What's That Bug? does not endorse extermination

Help – they are eating my herbs!
Hello Mr. Bugman;
I have thoroughly enjoyed your website; it is entertaining as well as educational. I’ve discovered it this summer and can’t wait to tell our biology teacher at school about this great site. I’m sure to be looking over the identification for this caterpillar, so would appreciate your help. These beautiful, however destructive, critters are munching away at my basil and dill. This is my first year with a small herb garden; I had no idea that I would have such hungry visitors! Would you please identify them for me. Thank you very much (sorry the picture is a little fuzzy),
Sharon
Oneonta , Alabama
( North Alabama )

Hi Sharon,
Thank you for the compliment. You have Black Swallowtail Caterpillars, Papilio asterius. They are called Carrot Worms by some people. They grow into a pretty black butterfly with yellow spots. The caterpillars have the ability to emit two orange horns and a foul odor when provoked. Send us a sharper photo if you can.

What's That Bug? does not endorse extermination

The wild anise was growing nicely in the canyon, and we have noticed the adult Anise Swallowtails flying about, so we decided to look to see if we could find any caterpillars. We found three on one plant, barely 1/4 inch long, and assume they are Papilio zelicaon. We have never seen specimens this small and are unable to locate any photos to see if we are correct. We will keep an eye on them and hopefully document their growth.

What's That Bug? does not endorse extermination

Dear What’s That Bug,
I was walking through the woods yesterday evening when I ran across several of these creatures. We live in the southeastern U.S….these were found near dusk in a drizzle in a forest. I have always heard of them being called ‘cherry bugs’ due to the scent that they emit when startled or feel threatened…they are between 1.5 and 2.5 inches in length, black, with yellow spots down not only the sides, but also down the center of the back as well.

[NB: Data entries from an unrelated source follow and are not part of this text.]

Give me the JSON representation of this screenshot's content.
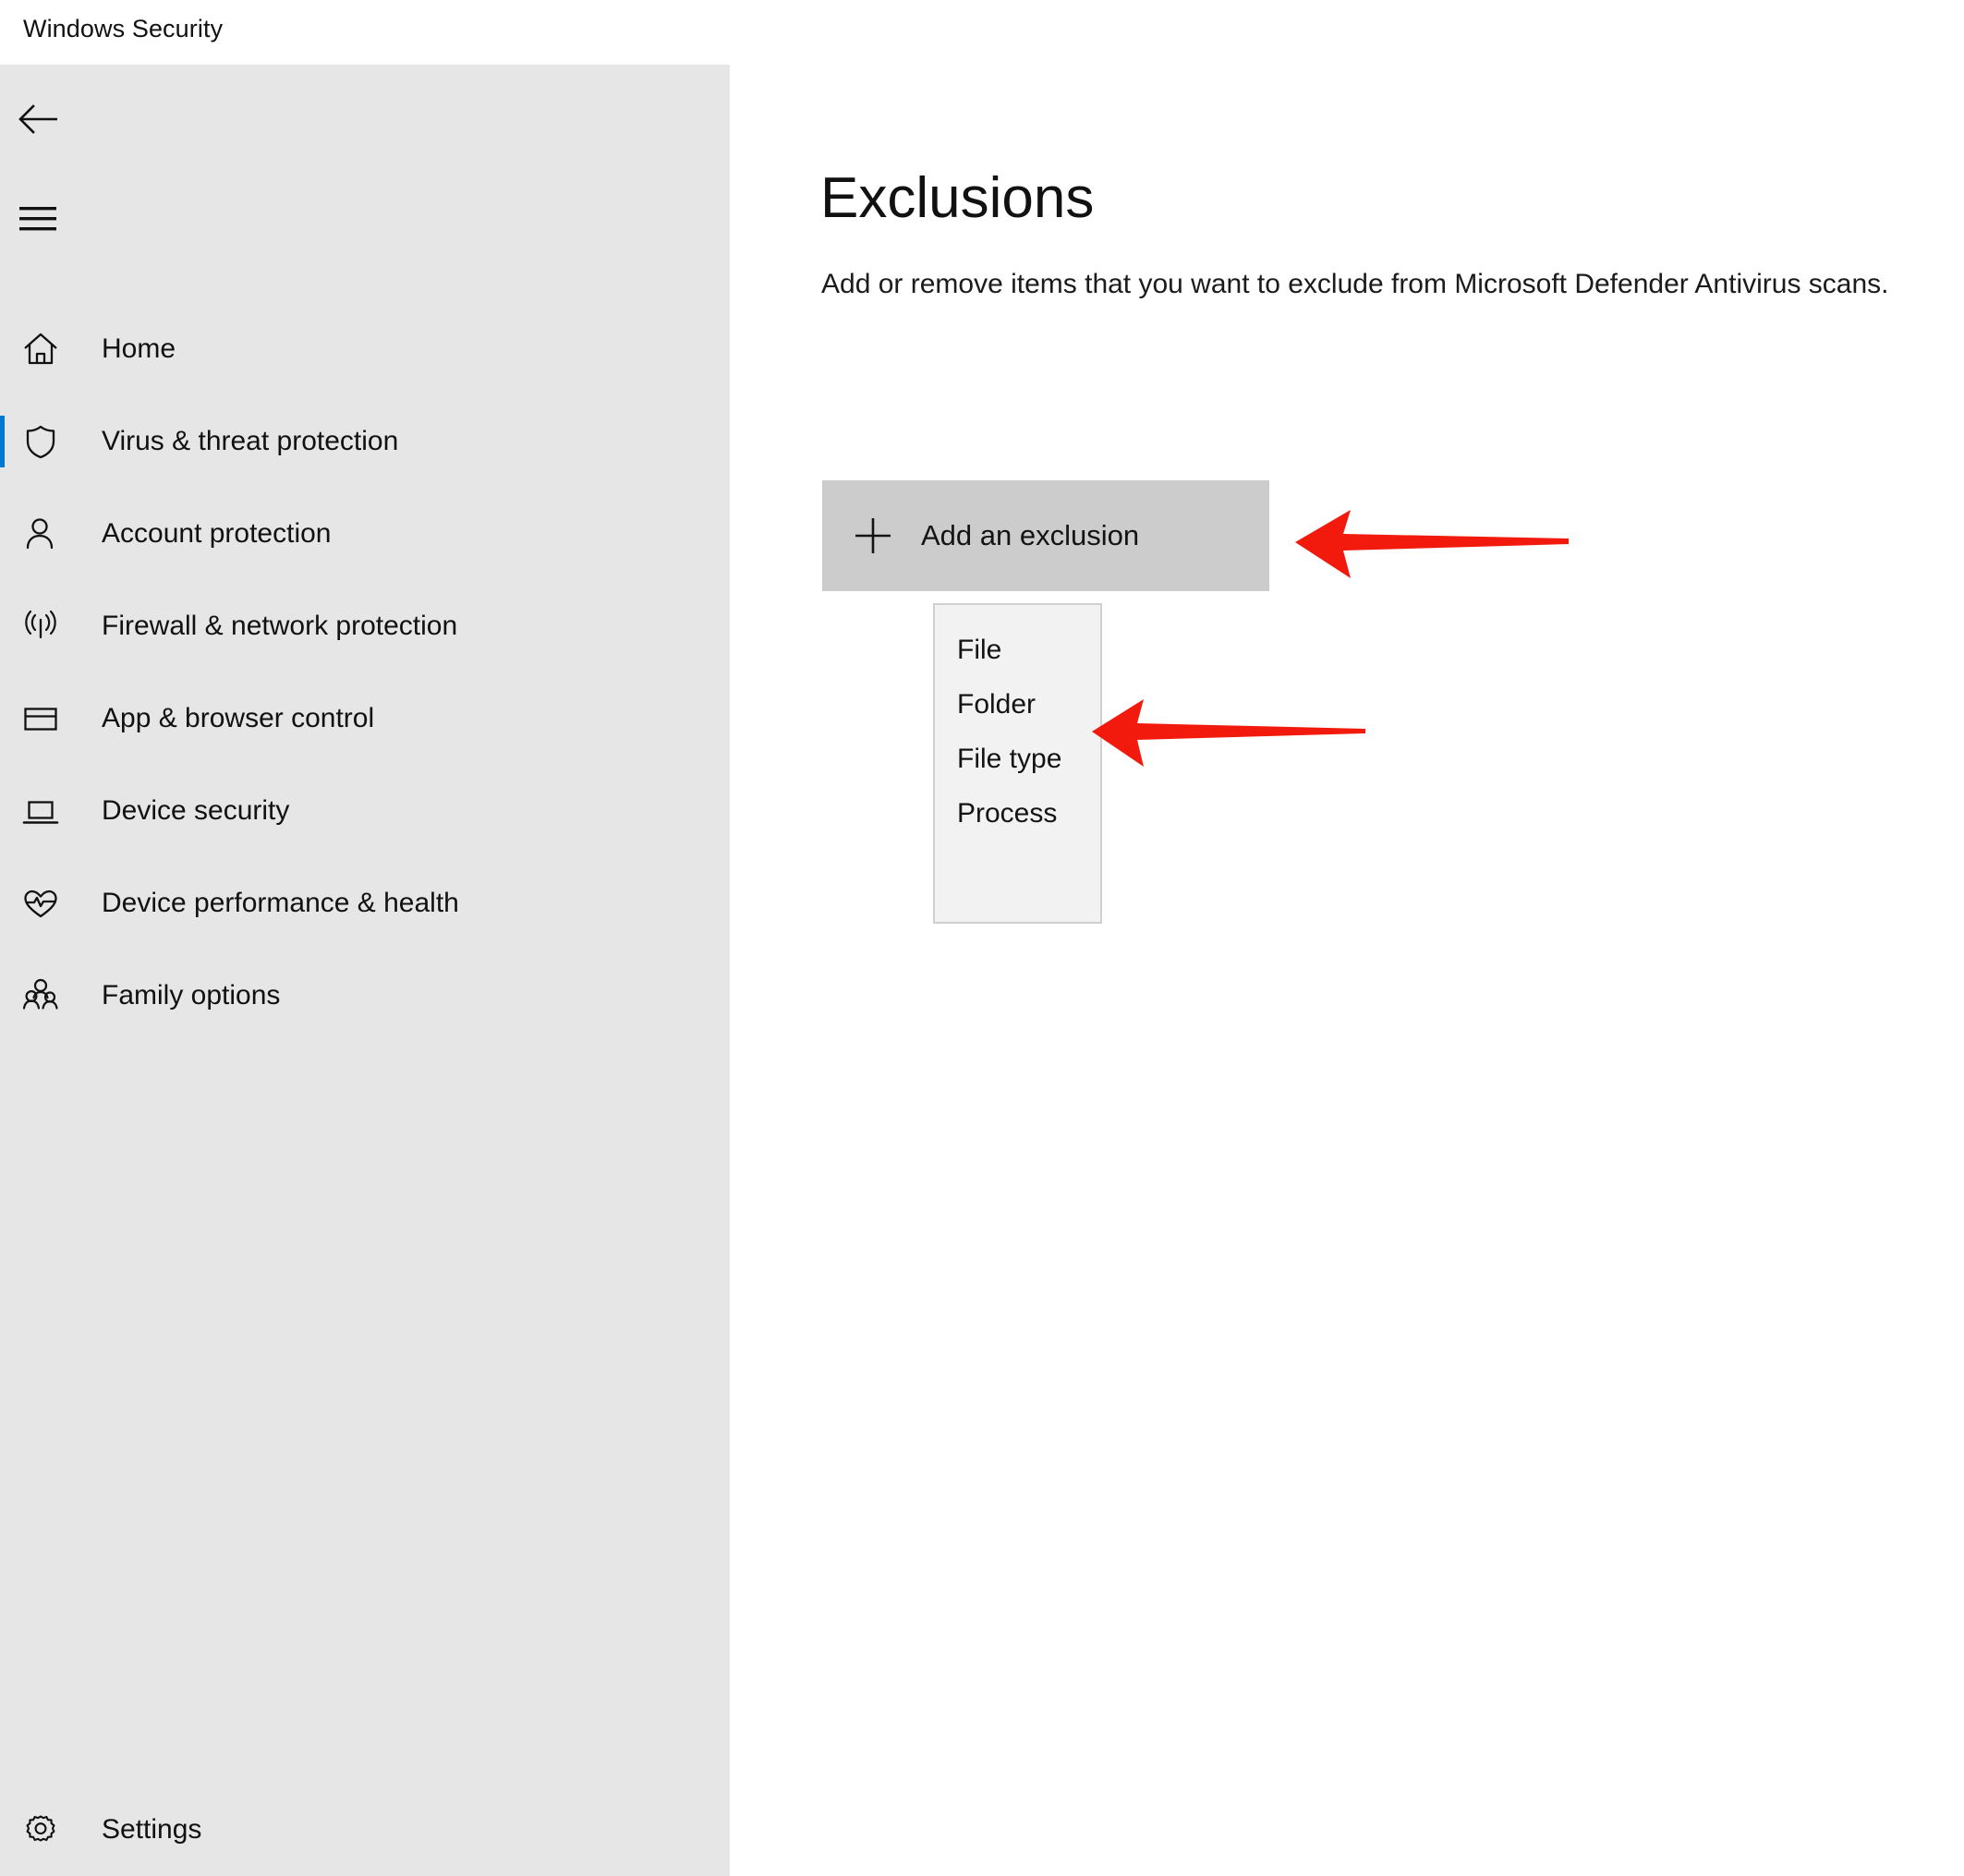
{
  "window": {
    "title": "Windows Security"
  },
  "sidebar": {
    "back_icon": "back-arrow-icon",
    "menu_icon": "hamburger-menu-icon",
    "items": [
      {
        "label": "Home",
        "icon": "home-icon",
        "selected": false
      },
      {
        "label": "Virus & threat protection",
        "icon": "shield-icon",
        "selected": true
      },
      {
        "label": "Account protection",
        "icon": "person-icon",
        "selected": false
      },
      {
        "label": "Firewall & network protection",
        "icon": "wifi-signal-icon",
        "selected": false
      },
      {
        "label": "App & browser control",
        "icon": "window-icon",
        "selected": false
      },
      {
        "label": "Device security",
        "icon": "laptop-icon",
        "selected": false
      },
      {
        "label": "Device performance & health",
        "icon": "heartbeat-icon",
        "selected": false
      },
      {
        "label": "Family options",
        "icon": "people-group-icon",
        "selected": false
      }
    ],
    "settings": {
      "label": "Settings",
      "icon": "gear-icon"
    },
    "accent_color": "#0078d4",
    "background_color": "#e6e6e6"
  },
  "main": {
    "title": "Exclusions",
    "description": "Add or remove items that you want to exclude from Microsoft Defender Antivirus scans.",
    "add_button": {
      "label": "Add an exclusion",
      "icon": "plus-icon",
      "background_color": "#cccccc"
    },
    "menu": {
      "items": [
        "File",
        "Folder",
        "File type",
        "Process"
      ],
      "background_color": "#f2f2f2",
      "border_color": "#cfcfcf"
    }
  },
  "annotations": {
    "color": "#f21a0d",
    "arrows": [
      {
        "name": "arrow-add-exclusion",
        "points_to": "Add an exclusion"
      },
      {
        "name": "arrow-folder",
        "points_to": "Folder"
      }
    ]
  }
}
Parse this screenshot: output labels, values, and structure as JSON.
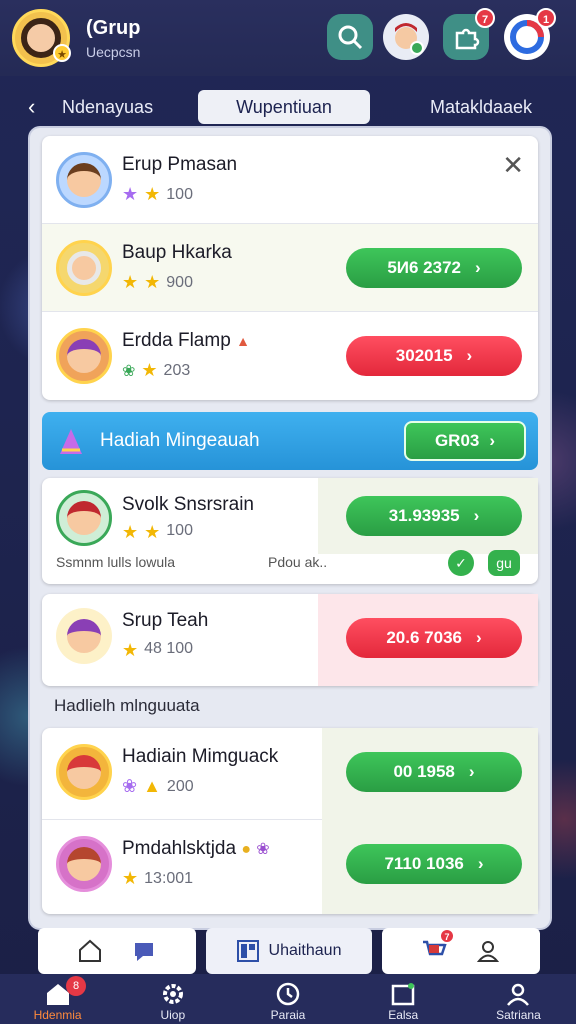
{
  "header": {
    "title": "(Grup",
    "subtitle": "Uecpcsn",
    "notif_friend": "",
    "notif_puzzle": "7",
    "notif_spin": "1"
  },
  "tabs": {
    "left": "Ndenayuas",
    "active": "Wupentiuan",
    "right": "Matakldaaek"
  },
  "top_card": {
    "rows": [
      {
        "name": "Erup Pmasan",
        "score": "100",
        "button": ""
      },
      {
        "name": "Baup Hkarka",
        "score": "900",
        "button": "5И6 2372"
      },
      {
        "name": "Erdda Flamp",
        "score": "203",
        "button": "302015"
      }
    ]
  },
  "banner": {
    "label": "Hadiah Mingeauah",
    "button": "GR03"
  },
  "card2": {
    "name": "Svolk Snsrsrain",
    "score": "100",
    "button": "31.93935",
    "footer_left": "Ssmnm lulls lowula",
    "footer_right": "Pdou ak..",
    "tag": "gu"
  },
  "card3": {
    "name": "Srup Teah",
    "score": "48 100",
    "button": "20.6 7036"
  },
  "section_title": "Hadlielh mlnguuata",
  "card4": {
    "rows": [
      {
        "name": "Hadiain Mimguack",
        "score": "200",
        "button": "00 1958"
      },
      {
        "name": "Pmdahlsktjda",
        "score": "13:001",
        "button": "7110 1036"
      }
    ]
  },
  "midbar": {
    "center_label": "Uhaithaun",
    "notif": "7"
  },
  "bottom_nav": [
    {
      "label": "Hdenmia",
      "icon": "home-icon",
      "notif": "8"
    },
    {
      "label": "Uiop",
      "icon": "gear-icon"
    },
    {
      "label": "Paraia",
      "icon": "clock-icon"
    },
    {
      "label": "Ealsa",
      "icon": "calendar-icon"
    },
    {
      "label": "Satriana",
      "icon": "user-icon"
    }
  ]
}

All markings are symmetrical. They look *very* similar to a picture I saw of a yellow-spotted millipede…the difference being the extra row of yellow spots down the center of the back….plus, the yellow-spots are from Oregon…and we are in Tennessee. I am curious to know what exactly these are, they are interesting creatures, and I’d like to know a bit more about them. Also, any care advice would be appreciated as well.
Thank you! –
Christina Loder

Dear Christina,
Unfortunately, if you enclosed a photograph, it did not arrive. Based on your description, and your latitude and longitude, I would guess that you have stumbled upon some caterpillars, more specifically, the larvae of some local swallowtail (Papilio sp.) My guess would be the larvae of the black swallowtail butterfly, which feeds on parsley and related plants including Queen Anne’s Lace which grows in uncultivated meadows. The caterpillars are green, black and yellow, and have two orange horns which are hidden near the head. When the caterpillar is threatened, the horns emerge, along with a musty smell that I would not really liken to the scent of cherries. Try this: http://www.ivyhall.district96.k12.il.us/4th/kkhp/
1insects/BSC.html

If you keep them in captivity, you can feed them carrot tops. They will form a crysalid and a butterfly will eventually emerge.

What's That Bug? does not endorse extermination